Lyman critiques Curtis's pictorialist, romantic, and idealized images of Native people because they obscure a drearier, more desperate reality. Curtis is also criticized for editing "modern" elements, such as alarm clocks and automobiles, from the views and for his use of props and costumes. Lyman exposes various misrepresentations in Curtis's depictions, as well as in other photographers' work of indigenous people, with many photographic examples.
It is that imagery that Ryan Red Corn and Sterlin Harjo address with their video, Smiling Indians, below. 



If you're an author, or an editor in a publishing house, and you're thinking about using Curtis's photos, think again. Do you want to contribute to the misinformation captured in his photos? Of course, I hope your answer is a resounding "No!"

6 comments:

John Dall said...

http://www.npr.org/blogs/pictureshow/2011/03/09/134394893/smiling-indians-depicts-a-lighter-side-of-native-americans

rebecca said...

I'd like to give a shoutout to the blog Native Appropriations. It's not children's lit specific, but it's a great blog and certainly relevant to all of us turning a critical eye towards portrayals of Indians in children's lit.

Debbie Reese said...

Yes. Definitely a blog I read, too, and that I've pointed to in past posts.

Phil K said...

I am smiling too.

Anonymous said...

I see your point, but there are some pretty painful, obviously forced, smiles in that video.
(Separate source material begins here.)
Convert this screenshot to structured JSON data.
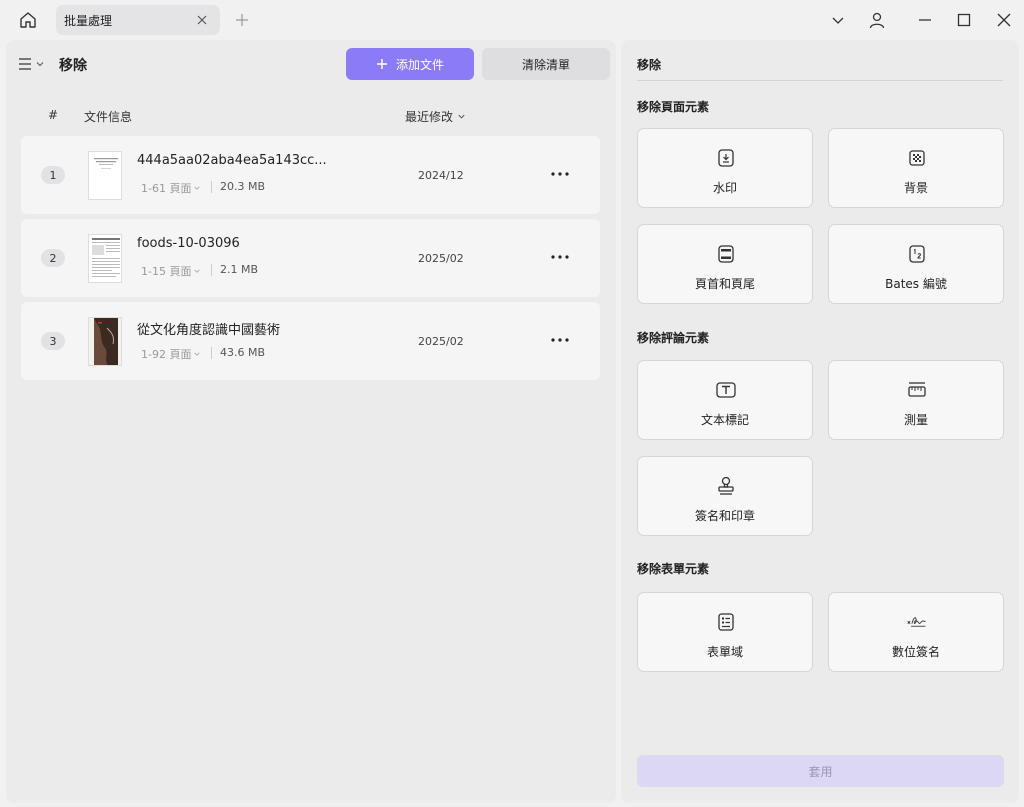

I loved the baby, but many of the others just made me think Curtis might have had the right idea. If you can't capture a real smile, it may be better to have an unsmiling face than a faked expression.

Sorry, I know that doesn't jibe with your message.

Molly Springer said...

Ryan Red Corn is coming to Dartmouth next week. I love smiling ndns.
Finally getting the chance to meet him.